- **What is needed**
Output each of the entries exactly, skipping every picture they contain.

***** Supplied records *****

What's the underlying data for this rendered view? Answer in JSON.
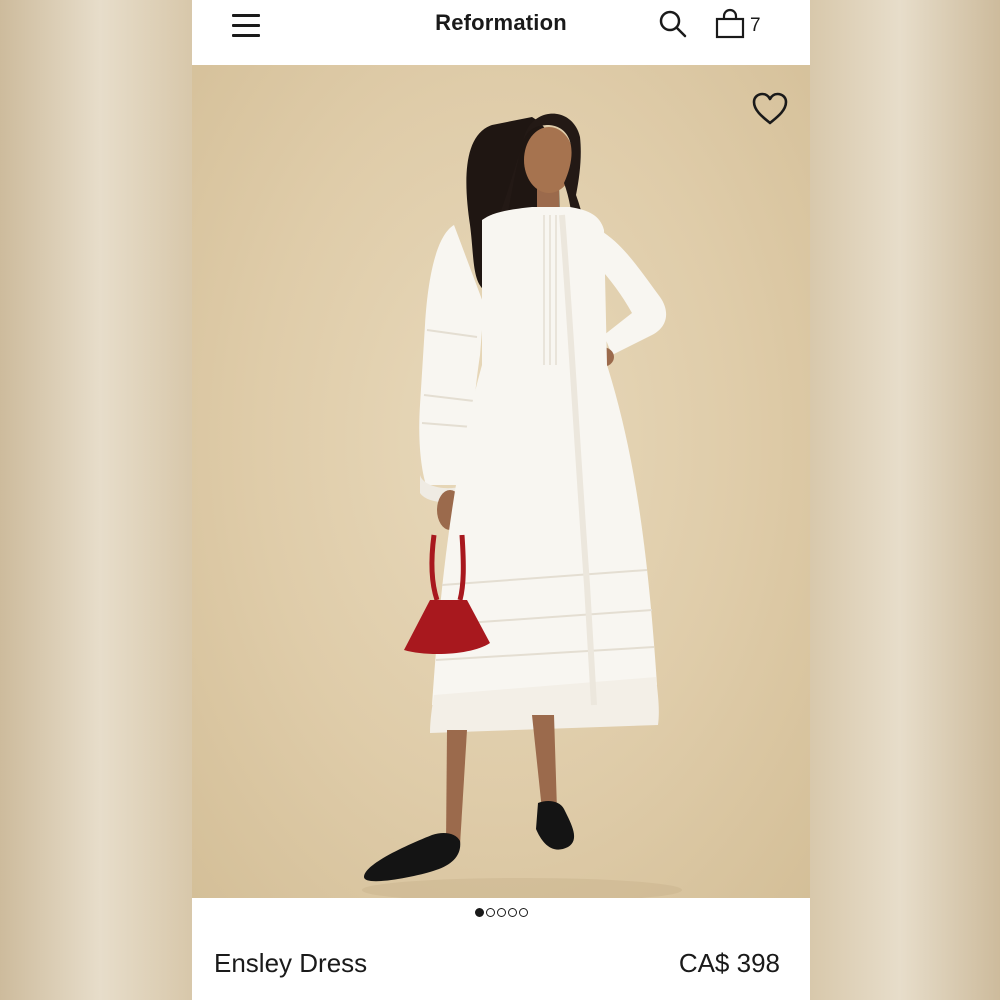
{
  "header": {
    "brand": "Reformation",
    "bag_count": "7",
    "icons": {
      "menu": "hamburger-menu-icon",
      "search": "search-icon",
      "bag": "shopping-bag-icon"
    }
  },
  "hero": {
    "image_description_name": "product-photo",
    "favorite_icon": "heart-icon"
  },
  "carousel": {
    "total_slides": 5,
    "active_index": 0
  },
  "product": {
    "name": "Ensley Dress",
    "price": "CA$ 398"
  },
  "colors": {
    "text": "#1a1a1a",
    "backdrop": "#dfcca9",
    "dress": "#f8f6f1",
    "bag": "#a8181e",
    "shoes": "#141414"
  }
}
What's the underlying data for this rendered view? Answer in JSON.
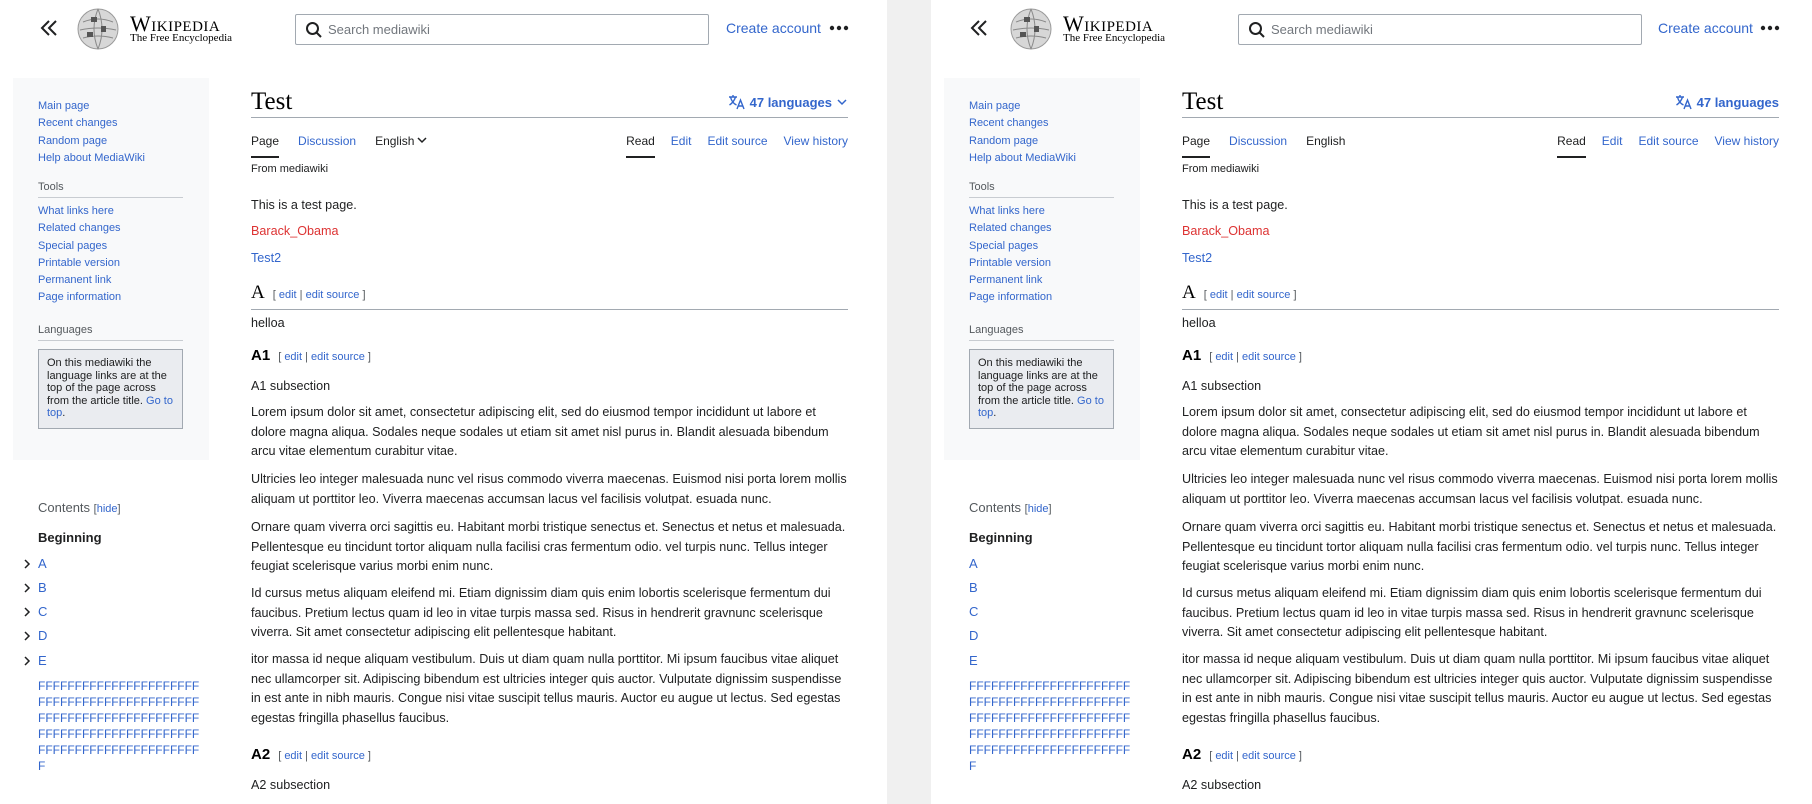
{
  "panes": [
    {
      "header": {
        "wordmark": "Wikipedia",
        "tagline": "The Free Encyclopedia",
        "search_placeholder": "Search mediawiki",
        "create_account": "Create account"
      },
      "sidebar": {
        "nav": [
          "Main page",
          "Recent changes",
          "Random page",
          "Help about MediaWiki"
        ],
        "tools_heading": "Tools",
        "tools": [
          "What links here",
          "Related changes",
          "Special pages",
          "Printable version",
          "Permanent link",
          "Page information"
        ],
        "languages_heading": "Languages",
        "lang_note": "On this mediawiki the language links are at the top of the page across from the article title.",
        "lang_link": "Go to top",
        "lang_end": "."
      },
      "toc": {
        "title": "Contents",
        "hide": "hide",
        "beginning": "Beginning",
        "items": [
          "A",
          "B",
          "C",
          "D",
          "E"
        ],
        "long_item": "FFFFFFFFFFFFFFFFFFFFFFFFFFFFFFFFFFFFFFFFFFFFFFFFFFFFFFFFFFFFFFFFFFFFFFFFFFFFFFFFFFFFFFFFFFFFFFFFFFFFFFFFFFFFFFF"
      },
      "content": {
        "title": "Test",
        "languages": "47 languages",
        "tabs_left": [
          "Page",
          "Discussion",
          "English"
        ],
        "tabs_right": [
          "Read",
          "Edit",
          "Edit source",
          "View history"
        ],
        "from": "From mediawiki",
        "intro": "This is a test page.",
        "link_red": "Barack_Obama",
        "link_blue": "Test2",
        "h_a": "A",
        "helloa": "helloa",
        "h_a1": "A1",
        "a1_sub": "A1 subsection",
        "edit": "edit",
        "edit_source": "edit source",
        "paras": [
          "Lorem ipsum dolor sit amet, consectetur adipiscing elit, sed do eiusmod tempor incididunt ut labore et dolore magna aliqua. Sodales neque sodales ut etiam sit amet nisl purus in. Blandit alesuada bibendum arcu vitae elementum curabitur vitae.",
          "Ultricies leo integer malesuada nunc vel risus commodo viverra maecenas. Euismod nisi porta lorem mollis aliquam ut porttitor leo. Viverra maecenas accumsan lacus vel facilisis volutpat. esuada nunc.",
          "Ornare quam viverra orci sagittis eu. Habitant morbi tristique senectus et. Senectus et netus et malesuada. Pellentesque eu tincidunt tortor aliquam nulla facilisi cras fermentum odio. vel turpis nunc. Tellus integer feugiat scelerisque varius morbi enim nunc.",
          "Id cursus metus aliquam eleifend mi. Etiam dignissim diam quis enim lobortis scelerisque fermentum dui faucibus. Pretium lectus quam id leo in vitae turpis massa sed. Risus in hendrerit gravnunc scelerisque viverra. Sit amet consectetur adipiscing elit pellentesque habitant.",
          "itor massa id neque aliquam vestibulum. Duis ut diam quam nulla porttitor. Mi ipsum faucibus vitae aliquet nec ullamcorper sit. Adipiscing bibendum est ultricies integer quis auctor. Vulputate dignissim suspendisse in est ante in nibh mauris. Congue nisi vitae suscipit tellus mauris. Auctor eu augue ut lectus. Sed egestas egestas fringilla phasellus faucibus."
        ],
        "h_a2": "A2",
        "a2_sub": "A2 subsection"
      }
    },
    {
      "header": {
        "wordmark": "Wikipedia",
        "tagline": "The Free Encyclopedia",
        "search_placeholder": "Search mediawiki",
        "create_account": "Create account"
      },
      "sidebar": {
        "nav": [
          "Main page",
          "Recent changes",
          "Random page",
          "Help about MediaWiki"
        ],
        "tools_heading": "Tools",
        "tools": [
          "What links here",
          "Related changes",
          "Special pages",
          "Printable version",
          "Permanent link",
          "Page information"
        ],
        "languages_heading": "Languages",
        "lang_note": "On this mediawiki the language links are at the top of the page across from the article title.",
        "lang_link": "Go to top",
        "lang_end": "."
      },
      "toc": {
        "title": "Contents",
        "hide": "hide",
        "beginning": "Beginning",
        "items": [
          "A",
          "B",
          "C",
          "D",
          "E"
        ],
        "long_item": "FFFFFFFFFFFFFFFFFFFFFFFFFFFFFFFFFFFFFFFFFFFFFFFFFFFFFFFFFFFFFFFFFFFFFFFFFFFFFFFFFFFFFFFFFFFFFFFFFFFFFFFFFFFFFFF"
      },
      "content": {
        "title": "Test",
        "languages": "47 languages",
        "tabs_left": [
          "Page",
          "Discussion",
          "English"
        ],
        "tabs_right": [
          "Read",
          "Edit",
          "Edit source",
          "View history"
        ],
        "from": "From mediawiki",
        "intro": "This is a test page.",
        "link_red": "Barack_Obama",
        "link_blue": "Test2",
        "h_a": "A",
        "helloa": "helloa",
        "h_a1": "A1",
        "a1_sub": "A1 subsection",
        "edit": "edit",
        "edit_source": "edit source",
        "paras": [
          "Lorem ipsum dolor sit amet, consectetur adipiscing elit, sed do eiusmod tempor incididunt ut labore et dolore magna aliqua. Sodales neque sodales ut etiam sit amet nisl purus in. Blandit alesuada bibendum arcu vitae elementum curabitur vitae.",
          "Ultricies leo integer malesuada nunc vel risus commodo viverra maecenas. Euismod nisi porta lorem mollis aliquam ut porttitor leo. Viverra maecenas accumsan lacus vel facilisis volutpat. esuada nunc.",
          "Ornare quam viverra orci sagittis eu. Habitant morbi tristique senectus et. Senectus et netus et malesuada. Pellentesque eu tincidunt tortor aliquam nulla facilisi cras fermentum odio. vel turpis nunc. Tellus integer feugiat scelerisque varius morbi enim nunc.",
          "Id cursus metus aliquam eleifend mi. Etiam dignissim diam quis enim lobortis scelerisque fermentum dui faucibus. Pretium lectus quam id leo in vitae turpis massa sed. Risus in hendrerit gravnunc scelerisque viverra. Sit amet consectetur adipiscing elit pellentesque habitant.",
          "itor massa id neque aliquam vestibulum. Duis ut diam quam nulla porttitor. Mi ipsum faucibus vitae aliquet nec ullamcorper sit. Adipiscing bibendum est ultricies integer quis auctor. Vulputate dignissim suspendisse in est ante in nibh mauris. Congue nisi vitae suscipit tellus mauris. Auctor eu augue ut lectus. Sed egestas egestas fringilla phasellus faucibus."
        ],
        "h_a2": "A2",
        "a2_sub": "A2 subsection"
      }
    }
  ]
}
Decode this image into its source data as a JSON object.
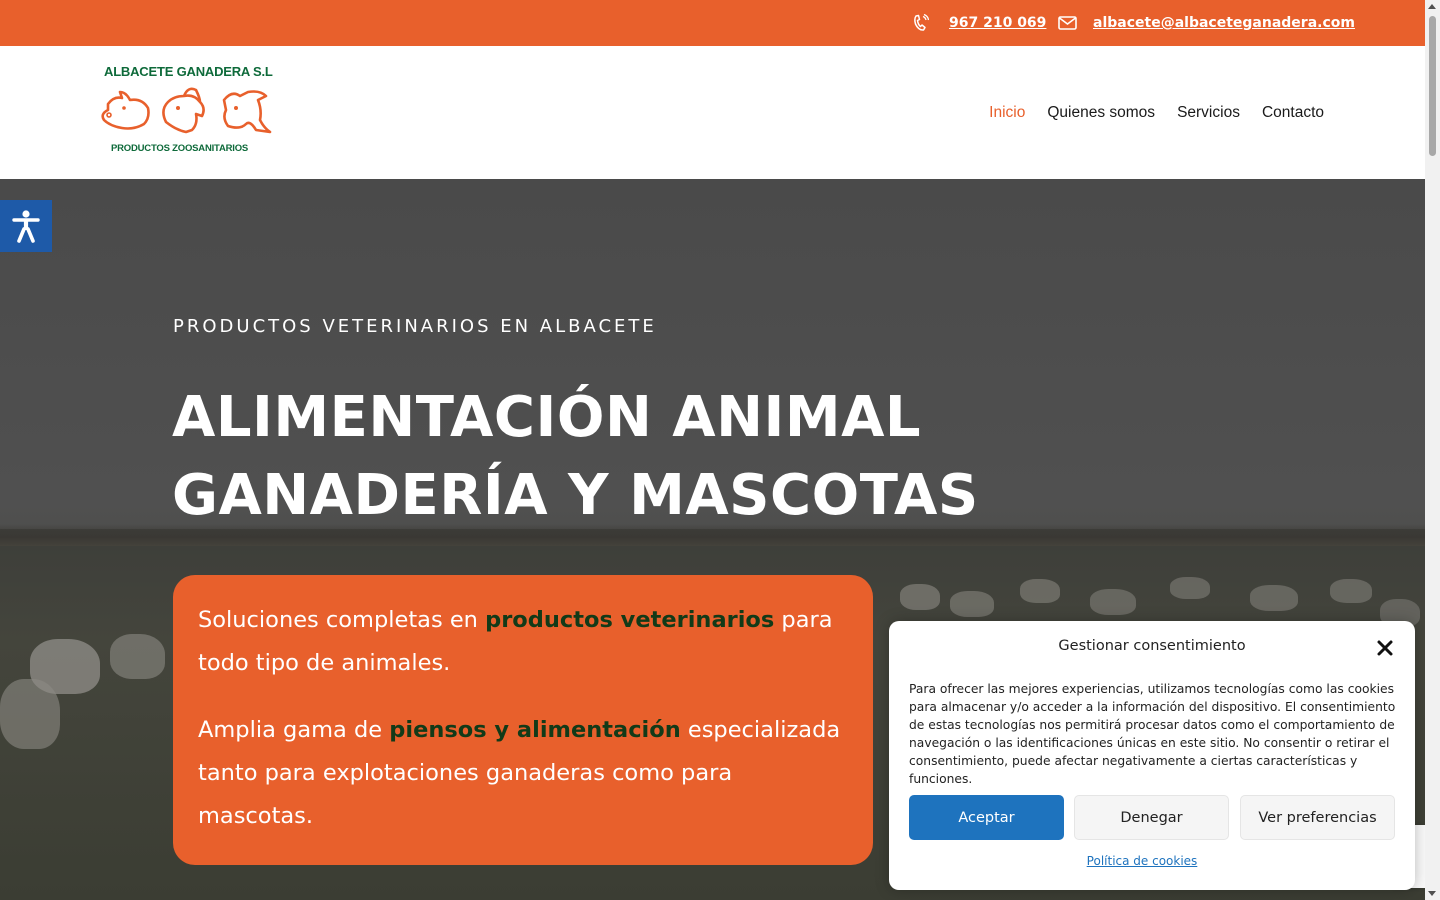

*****

- **Worked solution**
What's the underlying data for this rendered view? Answer in JSON.
{
  "header": {
    "brand": "Reformation",
    "bag_count": "7",
    "icons": {
      "menu": "hamburger-menu-icon",
      "search": "search-icon",
      "bag": "shopping-bag-icon"
    }
  },
  "hero": {
    "image_description_name": "product-photo",
    "favorite_icon": "heart-icon"
  },
  "carousel": {
    "total_slides": 5,
    "active_index": 0
  },
  "product": {
    "name": "Ensley Dress",
    "price": "CA$ 398"
  },
  "colors": {
    "text": "#1a1a1a",
    "backdrop": "#dfcca9",
    "dress": "#f8f6f1",
    "bag": "#a8181e",
    "shoes": "#141414"
  }
}
What's the underlying data for this rendered view? Answer in JSON.
{
  "panes": [
    {
      "header": {
        "wordmark": "Wikipedia",
        "tagline": "The Free Encyclopedia",
        "search_placeholder": "Search mediawiki",
        "create_account": "Create account"
      },
      "sidebar": {
        "nav": [
          "Main page",
          "Recent changes",
          "Random page",
          "Help about MediaWiki"
        ],
        "tools_heading": "Tools",
        "tools": [
          "What links here",
          "Related changes",
          "Special pages",
          "Printable version",
          "Permanent link",
          "Page information"
        ],
        "languages_heading": "Languages",
        "lang_note": "On this mediawiki the language links are at the top of the page across from the article title.",
        "lang_link": "Go to top",
        "lang_end": "."
      },
      "toc": {
        "title": "Contents",
        "hide": "hide",
        "beginning": "Beginning",
        "items": [
          "A",
          "B",
          "C",
          "D",
          "E"
        ],
        "long_item": "FFFFFFFFFFFFFFFFFFFFFFFFFFFFFFFFFFFFFFFFFFFFFFFFFFFFFFFFFFFFFFFFFFFFFFFFFFFFFFFFFFFFFFFFFFFFFFFFFFFFFFFFFFFFFFF"
      },
      "content": {
        "title": "Test",
        "languages": "47 languages",
        "tabs_left": [
          "Page",
          "Discussion",
          "English"
        ],
        "tabs_right": [
          "Read",
          "Edit",
          "Edit source",
          "View history"
        ],
        "from": "From mediawiki",
        "intro": "This is a test page.",
        "link_red": "Barack_Obama",
        "link_blue": "Test2",
        "h_a": "A",
        "helloa": "helloa",
        "h_a1": "A1",
        "a1_sub": "A1 subsection",
        "edit": "edit",
        "edit_source": "edit source",
        "paras": [
          "Lorem ipsum dolor sit amet, consectetur adipiscing elit, sed do eiusmod tempor incididunt ut labore et dolore magna aliqua. Sodales neque sodales ut etiam sit amet nisl purus in. Blandit alesuada bibendum arcu vitae elementum curabitur vitae.",
          "Ultricies leo integer malesuada nunc vel risus commodo viverra maecenas. Euismod nisi porta lorem mollis aliquam ut porttitor leo. Viverra maecenas accumsan lacus vel facilisis volutpat. esuada nunc.",
          "Ornare quam viverra orci sagittis eu. Habitant morbi tristique senectus et. Senectus et netus et malesuada. Pellentesque eu tincidunt tortor aliquam nulla facilisi cras fermentum odio. vel turpis nunc. Tellus integer feugiat scelerisque varius morbi enim nunc.",
          "Id cursus metus aliquam eleifend mi. Etiam dignissim diam quis enim lobortis scelerisque fermentum dui faucibus. Pretium lectus quam id leo in vitae turpis massa sed. Risus in hendrerit gravnunc scelerisque viverra. Sit amet consectetur adipiscing elit pellentesque habitant.",
          "itor massa id neque aliquam vestibulum. Duis ut diam quam nulla porttitor. Mi ipsum faucibus vitae aliquet nec ullamcorper sit. Adipiscing bibendum est ultricies integer quis auctor. Vulputate dignissim suspendisse in est ante in nibh mauris. Congue nisi vitae suscipit tellus mauris. Auctor eu augue ut lectus. Sed egestas egestas fringilla phasellus faucibus."
        ],
        "h_a2": "A2",
        "a2_sub": "A2 subsection"
      }
    },
    {
      "header": {
        "wordmark": "Wikipedia",
        "tagline": "The Free Encyclopedia",
        "search_placeholder": "Search mediawiki",
        "create_account": "Create account"
      },
      "sidebar": {
        "nav": [
          "Main page",
          "Recent changes",
          "Random page",
          "Help about MediaWiki"
        ],
        "tools_heading": "Tools",
        "tools": [
          "What links here",
          "Related changes",
          "Special pages",
          "Printable version",
          "Permanent link",
          "Page information"
        ],
        "languages_heading": "Languages",
        "lang_note": "On this mediawiki the language links are at the top of the page across from the article title.",
        "lang_link": "Go to top",
        "lang_end": "."
      },
      "toc": {
        "title": "Contents",
        "hide": "hide",
        "beginning": "Beginning",
        "items": [
          "A",
          "B",
          "C",
          "D",
          "E"
        ],
        "long_item": "FFFFFFFFFFFFFFFFFFFFFFFFFFFFFFFFFFFFFFFFFFFFFFFFFFFFFFFFFFFFFFFFFFFFFFFFFFFFFFFFFFFFFFFFFFFFFFFFFFFFFFFFFFFFFFF"
      },
      "content": {
        "title": "Test",
        "languages": "47 languages",
        "tabs_left": [
          "Page",
          "Discussion",
          "English"
        ],
        "tabs_right": [
          "Read",
          "Edit",
          "Edit source",
          "View history"
        ],
        "from": "From mediawiki",
        "intro": "This is a test page.",
        "link_red": "Barack_Obama",
        "link_blue": "Test2",
        "h_a": "A",
        "helloa": "helloa",
        "h_a1": "A1",
        "a1_sub": "A1 subsection",
        "edit": "edit",
        "edit_source": "edit source",
        "paras": [
          "Lorem ipsum dolor sit amet, consectetur adipiscing elit, sed do eiusmod tempor incididunt ut labore et dolore magna aliqua. Sodales neque sodales ut etiam sit amet nisl purus in. Blandit alesuada bibendum arcu vitae elementum curabitur vitae.",
          "Ultricies leo integer malesuada nunc vel risus commodo viverra maecenas. Euismod nisi porta lorem mollis aliquam ut porttitor leo. Viverra maecenas accumsan lacus vel facilisis volutpat. esuada nunc.",
          "Ornare quam viverra orci sagittis eu. Habitant morbi tristique senectus et. Senectus et netus et malesuada. Pellentesque eu tincidunt tortor aliquam nulla facilisi cras fermentum odio. vel turpis nunc. Tellus integer feugiat scelerisque varius morbi enim nunc.",
          "Id cursus metus aliquam eleifend mi. Etiam dignissim diam quis enim lobortis scelerisque fermentum dui faucibus. Pretium lectus quam id leo in vitae turpis massa sed. Risus in hendrerit gravnunc scelerisque viverra. Sit amet consectetur adipiscing elit pellentesque habitant.",
          "itor massa id neque aliquam vestibulum. Duis ut diam quam nulla porttitor. Mi ipsum faucibus vitae aliquet nec ullamcorper sit. Adipiscing bibendum est ultricies integer quis auctor. Vulputate dignissim suspendisse in est ante in nibh mauris. Congue nisi vitae suscipit tellus mauris. Auctor eu augue ut lectus. Sed egestas egestas fringilla phasellus faucibus."
        ],
        "h_a2": "A2",
        "a2_sub": "A2 subsection"
      }
    }
  ]
}
Decode this image into its source data as a JSON object.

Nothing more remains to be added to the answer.